Why not use MPI_BYTE always?

If I do not have to care about portability on heterogeneous systems (endianity...):

Why not use MPI_BYTE for all communication?

Especially for collectives and when dealing with composed data types, that would make life much easier.

edit: I just found MPI and C structs . The answers are applicable to my question.


  • Here's how you send a slice of a 3-dimensional NxNxN array using types:

    double array[N][N][N];
     /* ... */
    MPI_Datatype xslice, yslice, zslice;
    int starts[3]   = {0,N-2,0};
    int sizes[3]    = {N,N,N};
    int subsizes[3] = {N,2,N};
    MPI_Type_create_subarray(3, sizes, subsizes, starts, MPI_ORDER_C, MPI_DOUBLE, &yslice);
    /* ... */
    MPI_Send(&(array[0][0][0]), 1, yslice, neigh, ytag, MPI_COMM_WORLD);

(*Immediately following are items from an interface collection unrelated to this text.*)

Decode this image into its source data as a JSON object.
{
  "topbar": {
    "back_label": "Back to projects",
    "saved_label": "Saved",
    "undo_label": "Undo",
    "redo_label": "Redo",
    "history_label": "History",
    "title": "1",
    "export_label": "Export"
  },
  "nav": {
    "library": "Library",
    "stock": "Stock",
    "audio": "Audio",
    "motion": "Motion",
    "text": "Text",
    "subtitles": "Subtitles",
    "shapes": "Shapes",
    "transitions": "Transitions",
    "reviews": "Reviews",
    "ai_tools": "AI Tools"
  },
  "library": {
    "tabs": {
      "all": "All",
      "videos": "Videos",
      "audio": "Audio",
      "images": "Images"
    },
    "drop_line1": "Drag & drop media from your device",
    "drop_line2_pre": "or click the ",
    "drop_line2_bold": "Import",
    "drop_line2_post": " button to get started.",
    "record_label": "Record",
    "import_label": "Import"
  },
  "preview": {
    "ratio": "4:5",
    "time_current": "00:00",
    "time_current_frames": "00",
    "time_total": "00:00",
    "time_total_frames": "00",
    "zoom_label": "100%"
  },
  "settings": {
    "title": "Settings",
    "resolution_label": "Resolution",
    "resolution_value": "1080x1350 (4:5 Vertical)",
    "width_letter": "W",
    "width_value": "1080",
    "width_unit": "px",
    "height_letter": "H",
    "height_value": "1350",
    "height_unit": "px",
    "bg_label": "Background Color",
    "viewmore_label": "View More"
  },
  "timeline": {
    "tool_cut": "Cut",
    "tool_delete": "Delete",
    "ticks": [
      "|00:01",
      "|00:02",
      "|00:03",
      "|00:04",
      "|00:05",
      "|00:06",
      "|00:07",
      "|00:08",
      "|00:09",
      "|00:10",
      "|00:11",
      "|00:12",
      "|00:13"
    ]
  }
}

    What's the easier, typing-less, way to do that using only MPI_BYTE and no other type constructors?

    All of high performance computing ends up coming down to understanding memory and data layout, and using higher-level abstractions helps with that.

    If you are having trouble with MPI_Type_create_struct, you've come to the right place (or one of them). If you've come to find someone to agree with you that yes, learning new stuff is too hard and not worth it, you're probably in the wrong place.

    Edited to add:. I agree that structs are a pain to deal with for serialization - not just MPI - in C and Fortran, for which I blame their inexcusable lack of any sort of even rudimentary introspection. To describe them you have to reiterate their types and counts, which violates the DRY principle. It's a mess all around, and there's probably more than one code out there that just uses sizeof(struct foo) MPI_BYTEs to describe them. But here's a concrete example of where that would fail.

    Now that you're sending and receiving those correctly, you decide to save them to a file, using MPI-IO (or for that matter, HDF5 or NetCDF or...). You describe them using the same method you communicate them, of course, as sizeof(struct foo) bytes.

    C tells you almost nothing about how these structs are laid out, however; the compiler is allowed to do all sorts of things to the layout, in particular inserting padding. This generally isn't a problem for communication if all tasks are running the same code compiled with the same compiler and flags on the same sort of machine.

    But now when you inevitably load that file using the same code but compiled with a different compiler, or even the same compiler but different flags, all bets are off. The data layout may be different, resulting in garbage values - or the amount of padding may be different, causing you to read past the end of the file.

    You could solve this by describing the data differently for file I/O and communications, but now it's hard to argue that this is making things simpler. You're better off just describing the data correctly to begin with.